Also, she likes using a self-striping yarn where matching it is part of the challenge and makes it interesting. Or consider starting with a shortie sock or child sock (less commitment!).
Corinne will often knit the cuff of one sock and then cast on the second sock and knit that cuff too so keeping both socks going together one section at a time.
One more idea is to start with a Christmas stocking! All the same techniques but in bigger yarn. Plus, no second sock syndrome.
I’m not a fan of knitting with fingering or sock weight yarn.
Though most sock yarns tend to be in the fingering weight category, you can make socks with any weight of yarn you’d like!

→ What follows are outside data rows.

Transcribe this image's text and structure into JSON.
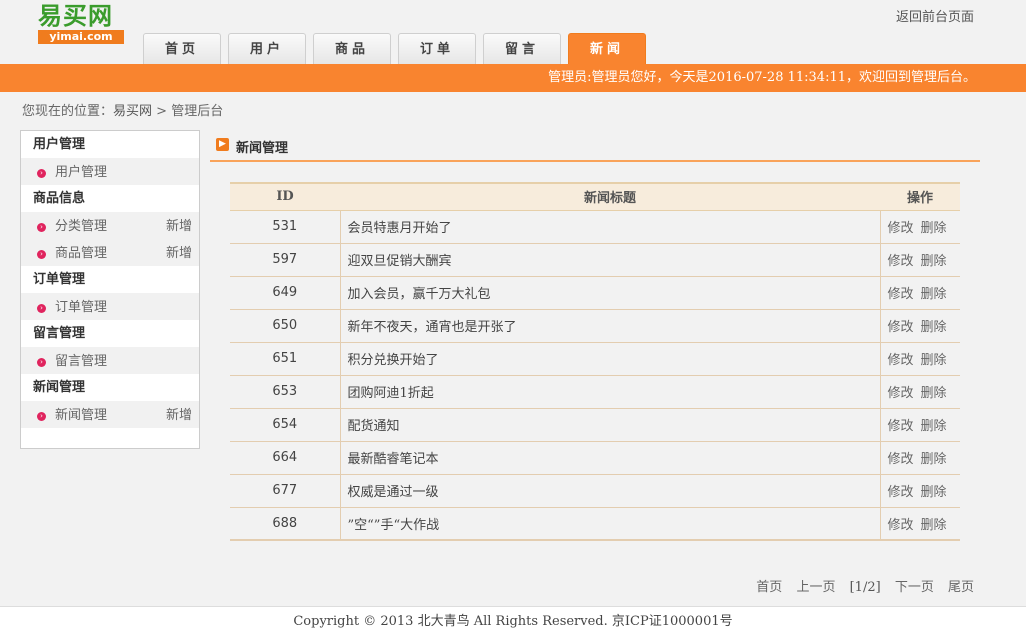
{
  "logo": {
    "main": "易买网",
    "sub": "yimai.com"
  },
  "header": {
    "back_link": "返回前台页面"
  },
  "nav": {
    "tabs": [
      "首页",
      "用户",
      "商品",
      "订单",
      "留言",
      "新闻"
    ],
    "active_index": 5
  },
  "welcome": "管理员:管理员您好，今天是2016-07-28 11:34:11，欢迎回到管理后台。",
  "breadcrumb": {
    "prefix": "您现在的位置：",
    "home": "易买网",
    "separator": ">",
    "current": "管理后台"
  },
  "sidebar": {
    "groups": [
      {
        "title": "用户管理",
        "items": [
          {
            "label": "用户管理",
            "add": ""
          }
        ]
      },
      {
        "title": "商品信息",
        "items": [
          {
            "label": "分类管理",
            "add": "新增"
          },
          {
            "label": "商品管理",
            "add": "新增"
          }
        ]
      },
      {
        "title": "订单管理",
        "items": [
          {
            "label": "订单管理",
            "add": ""
          }
        ]
      },
      {
        "title": "留言管理",
        "items": [
          {
            "label": "留言管理",
            "add": ""
          }
        ]
      },
      {
        "title": "新闻管理",
        "items": [
          {
            "label": "新闻管理",
            "add": "新增"
          }
        ]
      }
    ]
  },
  "main": {
    "title": "新闻管理",
    "columns": [
      "ID",
      "新闻标题",
      "操作"
    ],
    "actions": {
      "edit": "修改",
      "delete": "删除"
    },
    "rows": [
      {
        "id": "531",
        "title": "会员特惠月开始了"
      },
      {
        "id": "597",
        "title": "迎双旦促销大酬宾"
      },
      {
        "id": "649",
        "title": "加入会员，赢千万大礼包"
      },
      {
        "id": "650",
        "title": "新年不夜天，通宵也是开张了"
      },
      {
        "id": "651",
        "title": "积分兑换开始了"
      },
      {
        "id": "653",
        "title": "团购阿迪1折起"
      },
      {
        "id": "654",
        "title": "配货通知"
      },
      {
        "id": "664",
        "title": "最新酷睿笔记本"
      },
      {
        "id": "677",
        "title": "权威是通过一级"
      },
      {
        "id": "688",
        "title": "”空“”手“大作战"
      }
    ]
  },
  "pager": {
    "first": "首页",
    "prev": "上一页",
    "status": "[1/2]",
    "next": "下一页",
    "last": "尾页"
  },
  "footer": "Copyright © 2013 北大青鸟 All Rights Reserved. 京ICP证1000001号",
  "colors": {
    "accent": "#f9842f",
    "logo_green": "#3a9c2c",
    "bullet": "#e0245e"
  }
}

Lucia Slippers by Kristin Drysdale
Kelsey recommends knitting slippers - they don't necessarily need to be as durable as socks you walk around with a lot. Kristin Drysdale has a lot of slipper patterns (many of which also involve colorwork which may add to the fun of footwear for you - you could always knit the slipper without the colorwork to keep it simple). Kelsey also recommends the Woodland Loafers by Claire Slade or Cabin Slippers by Ysolda Teague.
Erika has knitted socks in Rauma Vandre, a worsted weight sock yarn. They sure go fast in comparison! You can also hold fingering double for a DK weight (two different shades perhaps, for a neat marl!). Erika did that with Mondim, and they are very cozy boot/heavy winter socks.
You could also test out your feelings about fingering weight socks with a shortie sock. They do take less time! Maybe it's not as bad as you think, but with a shortie sock you'll find out one way or another without too much angst.
Won’t they just wear out?
A lot about socks’ durability (handmade or storebought!) depends on the materials. Use sock yarn with nylon like Signature 4ply, Exmoor, Le Sock Yarn, or Drover if you tend to be hard on your socks. Knitting at a tight gauge will also help. You might be surprised just how hard-wearing they can be!
My feet might get too hot.
100% wool, especially non-superwash, is temperature regulating. Kelsey wears wool socks all year! Superwash can feel hotter and stickier because it doesn't wick, but woolly wool is a wonderful fiber for avoiding overheating.
I don’t want to have to hand wash my socks.
Non-superwash socks hold up best when they’re hand washed. It's very easy to do and it's not as easy to felt them as you think (handwashing). AND you don't have to wash them every wear because wool is anti-microbial! Keep a bucket near your laundry area to swish around a few pairs when you do the rest of the wash. We love Eucalan as a nice wool washing soap!
Some yarns even do allow for machine washing, as Mary Claire found out with her Vandre socks. Check out her blog post about that experience here!
A few more tips for success:
1. Hang out in one of The Woolly Thistle community groups long enough, and you’ll hear lots of chatter about the great things about handknit socks! If you have a question, our Facebook and Ravelry groups are a great place to turn for quick answers and lots of enthusiasm!
2. Maybe you’ve tried sock knitting and just haven’t fallen in love with the right pattern and yarn combination? You can browse all of The Woolly Thistle’s sock yarns here.
3. Mary Claire has a few more patterns to suggest!
- Weekend Shorty Socks by Summer Lee - great for if you have small skeins like John Arbon or leftover bits of Rambler
- Colorwork Lovers - Sisters United Socks by Caitlin Hunter, plus they donate to the Sisters United Fund which supports indigenous women in Montana
- Cable Lovers - Shag Carpet Shorties by Woolfield are a blast to knit in DK!
- Try a Funky Construction - Stitch Surfer by Louise Robert - These would be awesome when paired with self striping yarn!
Pop in a comment here if we missed any crucial sock knitting advice! Happy Sock Knitting Thistlers!